Of the seven gold shops listed, GameGoody and MySuperSales are no longer in existence. Another, OffGamers, is not a WoW gold seller. The closest the website comes to selling WoW gold is offering 60-day WoW game time cards. A fourth seller, IGE, no longer directly sells WoW gold. The site IGE redirects buyers to currently sells WoW gold at $18.99 / 30,000 gold, or almost 78% less than is listed at WoW Gold Rates. As for the other three shops that actually do sell WoW gold, MOGS sells for 41.2% less, Bank of WoW 66.0% less, and Guy4Game sells for 68.5% cheaper than is listed on WoW Gold Rates. No wonder the author of the TMC piece thought that Blizzard was really trying to undercut the illicit gold sellers; his source was using outdated information.

I've pointed out why the source the author of the TMC piece used was bad and how someone could check the validity of the information. But what should a writer who is interested in the subject do to find out the price of virtual currencies on the secondary market?
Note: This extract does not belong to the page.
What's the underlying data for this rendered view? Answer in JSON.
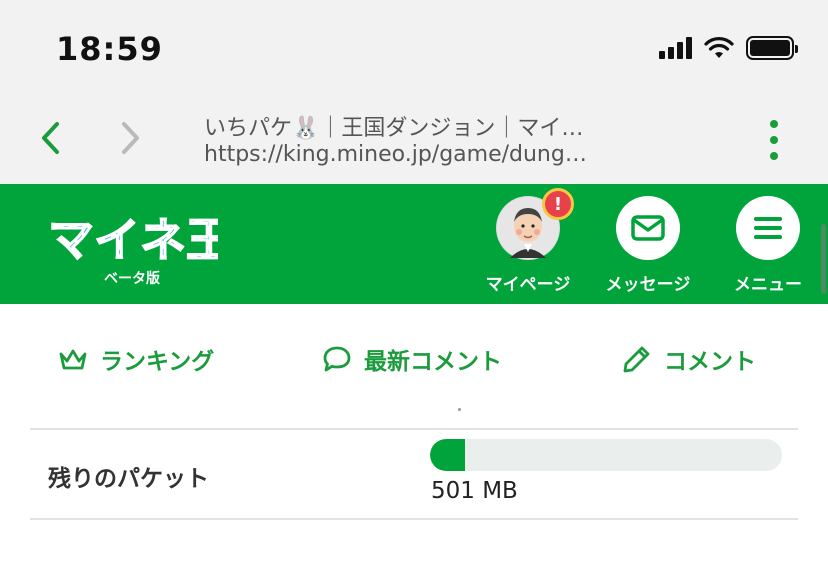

For those looking to quickly gather up a set of prices, I'd suggest either MMOBUX or Player Auctions. MMOBUX makes a good starting place and even has history graphs, although I would advise clicking on each of the shops to make sure they are still active. Player Auctions is more a marketplace of several sellers, but for those games that don't have a lot of websites selling their in-game currency, then Player Auctions is the next best place. The downside is publicizing those places and driving gold buyers to those shops. Something a small blog like The Nosy Gamer can do, but something a site with a lot more traffic like TMC might want to shy away from.

The other way is a method I used with ISK sellers and am now establishing for monitoring the secondary RMT market for World of Warcraft.  I established my own index of gold/ISK sellers and recorded their prices every Sunday. Or, in the case of WoW, daily, at least for now. The selection criteria is simple. In the case of WoW, I used the search term "buy WoW gold" and recorded the links of all the websites I found that showed up in Google Ads. I only got ten, so I added four more from the search. I missed a couple of the cheaper sites and picked up one clunker, but I think I can drop two of the sites and have a pretty good index going forward.

I realize that not a lot of people write about real money trading to the extent that I do. I don't want to discourage anyone from writing about the subject, either. Let's just say that I urge anyone writing about the subject to go in with eyes wide open. Oh, and that I think bloggers may have an easier time. After all, we're not really under any time constraints. We can take our time and really develop the story. I may actually have one ready on changes in the price of illicit WoW gold in a couple of weeks. My editor doesn't mind waiting.

1 comment:

  1. "My editor doesn't mind waiting." pure bloggin gold... =]

    ReplyDelete